The greatest challenge is for you to find ways to increase your saving by reducing your expenses. You can easily see, relatively small amounts can add up to real savings quickly. See 8 Financial Moves to Make in Your 20’s, regardless of your age. There are many opportunities in the typical household budget to save. See 7 Steps for Financial Progress.

Live within your means

Live this day and every day within your means, meaning that you should not go into debt today, rob your tomorrow, unless it is absolutely essential. Living within your means requires a budget, one essential step that will help you keep your expenses under control.

For details on budgeting, take a Financial Peace University or Crown Ministry course. Budgeting takes time but it will return rewards that make the investment of time a good and wise investment.

Start by looking back at your expenses over the past year. You can do it by looking back only a few months, but you will miss expenses that are annual, such as renewal of your driver’s license and vehicle registration, some insurance premiums, property taxes. You will also miss some of those irregular and somewhat unpredictable expenses like car breakdowns and home expenses.

Once you have those past expenses down for every month, you have completed your cash flow analysis. That can be blended into your budget with relative ease. Organize the categories of expenses into such categories as household expenses, work expenses, transportation expenses, food, etc. For some good ideas on a starting budget format, see The Balance. Just know that secular sites will never mention the crucial importance of giving to God as a basic starting point in any budget. For a good and Biblical start on budgeting, take Financial Peace University which starts out with budgeting.

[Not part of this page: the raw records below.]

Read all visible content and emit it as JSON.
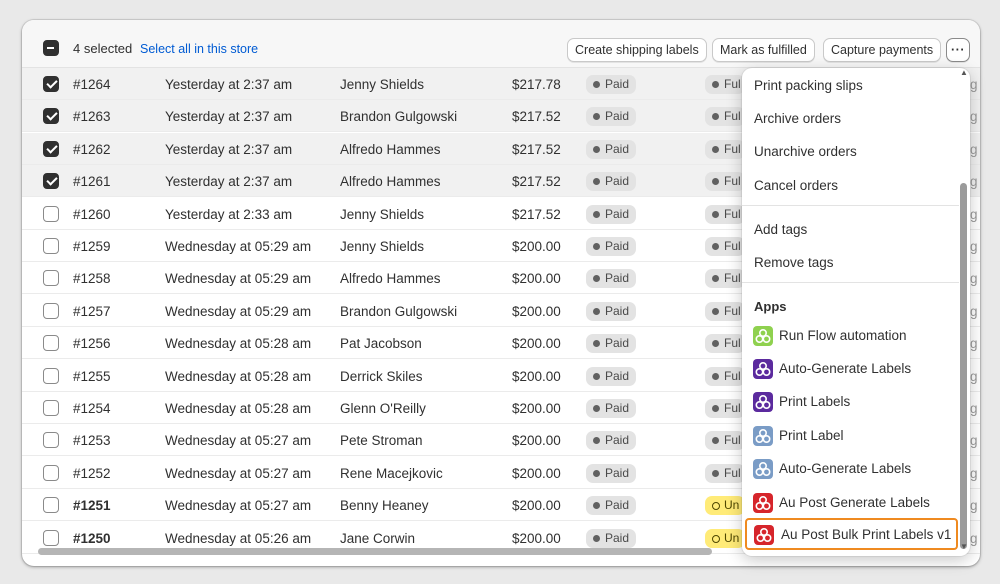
{
  "bulk": {
    "selected_text": "4 selected",
    "select_all_link": "Select all in this store",
    "buttons": {
      "create_labels": "Create shipping labels",
      "mark_fulfilled": "Mark as fulfilled",
      "capture_payments": "Capture payments",
      "more": "···"
    }
  },
  "orders": [
    {
      "id": "#1264",
      "date": "Yesterday at 2:37 am",
      "customer": "Jenny Shields",
      "total": "$217.78",
      "payment": "Paid",
      "fulfillment": "Ful",
      "selected": true,
      "bold": false
    },
    {
      "id": "#1263",
      "date": "Yesterday at 2:37 am",
      "customer": "Brandon Gulgowski",
      "total": "$217.52",
      "payment": "Paid",
      "fulfillment": "Ful",
      "selected": true,
      "bold": false
    },
    {
      "id": "#1262",
      "date": "Yesterday at 2:37 am",
      "customer": "Alfredo Hammes",
      "total": "$217.52",
      "payment": "Paid",
      "fulfillment": "Ful",
      "selected": true,
      "bold": false
    },
    {
      "id": "#1261",
      "date": "Yesterday at 2:37 am",
      "customer": "Alfredo Hammes",
      "total": "$217.52",
      "payment": "Paid",
      "fulfillment": "Ful",
      "selected": true,
      "bold": false
    },
    {
      "id": "#1260",
      "date": "Yesterday at 2:33 am",
      "customer": "Jenny Shields",
      "total": "$217.52",
      "payment": "Paid",
      "fulfillment": "Ful",
      "selected": false,
      "bold": false
    },
    {
      "id": "#1259",
      "date": "Wednesday at 05:29 am",
      "customer": "Jenny Shields",
      "total": "$200.00",
      "payment": "Paid",
      "fulfillment": "Ful",
      "selected": false,
      "bold": false
    },
    {
      "id": "#1258",
      "date": "Wednesday at 05:29 am",
      "customer": "Alfredo Hammes",
      "total": "$200.00",
      "payment": "Paid",
      "fulfillment": "Ful",
      "selected": false,
      "bold": false
    },
    {
      "id": "#1257",
      "date": "Wednesday at 05:29 am",
      "customer": "Brandon Gulgowski",
      "total": "$200.00",
      "payment": "Paid",
      "fulfillment": "Ful",
      "selected": false,
      "bold": false
    },
    {
      "id": "#1256",
      "date": "Wednesday at 05:28 am",
      "customer": "Pat Jacobson",
      "total": "$200.00",
      "payment": "Paid",
      "fulfillment": "Ful",
      "selected": false,
      "bold": false
    },
    {
      "id": "#1255",
      "date": "Wednesday at 05:28 am",
      "customer": "Derrick Skiles",
      "total": "$200.00",
      "payment": "Paid",
      "fulfillment": "Ful",
      "selected": false,
      "bold": false
    },
    {
      "id": "#1254",
      "date": "Wednesday at 05:28 am",
      "customer": "Glenn O'Reilly",
      "total": "$200.00",
      "payment": "Paid",
      "fulfillment": "Ful",
      "selected": false,
      "bold": false
    },
    {
      "id": "#1253",
      "date": "Wednesday at 05:27 am",
      "customer": "Pete Stroman",
      "total": "$200.00",
      "payment": "Paid",
      "fulfillment": "Ful",
      "selected": false,
      "bold": false
    },
    {
      "id": "#1252",
      "date": "Wednesday at 05:27 am",
      "customer": "Rene Macejkovic",
      "total": "$200.00",
      "payment": "Paid",
      "fulfillment": "Ful",
      "selected": false,
      "bold": false
    },
    {
      "id": "#1251",
      "date": "Wednesday at 05:27 am",
      "customer": "Benny Heaney",
      "total": "$200.00",
      "payment": "Paid",
      "fulfillment": "Un",
      "selected": false,
      "bold": true
    },
    {
      "id": "#1250",
      "date": "Wednesday at 05:26 am",
      "customer": "Jane Corwin",
      "total": "$200.00",
      "payment": "Paid",
      "fulfillment": "Un",
      "selected": false,
      "bold": true
    }
  ],
  "row_edge_char": "g",
  "menu": {
    "group1": [
      "Print packing slips",
      "Archive orders",
      "Unarchive orders",
      "Cancel orders"
    ],
    "group2": [
      "Add tags",
      "Remove tags"
    ],
    "apps_heading": "Apps",
    "apps": [
      {
        "label": "Run Flow automation",
        "icon": "flow-icon",
        "color": "#8fd14f"
      },
      {
        "label": "Auto-Generate Labels",
        "icon": "label-app-icon",
        "color": "#5b2a9e"
      },
      {
        "label": "Print Labels",
        "icon": "label-app-icon",
        "color": "#5b2a9e"
      },
      {
        "label": "Print Label",
        "icon": "label-app-icon",
        "color": "#7a9cc6"
      },
      {
        "label": "Auto-Generate Labels",
        "icon": "label-app-icon",
        "color": "#7a9cc6"
      },
      {
        "label": "Au Post Generate Labels",
        "icon": "auspost-icon",
        "color": "#d6252b"
      },
      {
        "label": "Au Post Bulk Print Labels v1",
        "icon": "auspost-icon",
        "color": "#d6252b",
        "highlighted": true
      }
    ]
  },
  "colors": {
    "link": "#005bd3",
    "highlight_border": "#ef8a20",
    "badge_yellow": "#ffeb78",
    "badge_grey": "#e3e3e3"
  }
}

Once you have a budget, it is time to really start thinking, because you need to see where there is room for improvement. There are online tools that can help you compare your expenses to others in a similar stage of life and you can begin to see if perhaps you can find room for improvement – and for saving more! See, for example, the Money Habits Spending Analysis Tool of the Bank of America. This online tool is not scientific or detailed, but can begin to give you some guidelines.

Be generous with your blessings

I put giving to God, giving thanks to God, and being aware of God’s grace last – but it should have been first. It makes no more sense (actually it makes less sense) to rob the Creator and Sustainer of all life, including your own, than it does to rob your own future. The Israelites tried it with very bad results. Malachi 3:7-12 and Haggai 1:1-11.

God gave you the ability to think and work, even to breath. Acts 17:24-25. He gave you life and He is worthy of your praise and of your tithes and offerings.

There is a conclusion to this idea of saving more now that is especially intriguing. 70% of all divorces and marital strife is due to money or financial disagreements. There is enormous stress involved with debt and financial problems, stress that worsens health and relationships. Why not eliminate the greatest stressor on marriage and relationships and focus on living a joyful, abundant and productive life without unnecessary struggles. Be disciplined and responsible for your own choices and your own life – and enjoy it!

It could not be said better than by First Lady Eleanor Roosevelt,

“One’s philosophy is not best expressed in words; it is expressed in the choices one makes. In the long run, we shape our lives and we shape ourselves. The process never ends until we die. And, the choices we make are ultimately our own responsibility.”

It is time for you to choose wisely.

About the Author

John Campbell has retired from a 40-year legal practice as a trial attorney in Tampa. He has served in multiple volunteer roles at Idlewild Baptist Church in Lutz, Florida where he met Jesus. He began serving as the Executive Director of the Idlewild Foundation in 2016. He has been married to the love of his life, Mona Puckett Campbell, since 1972.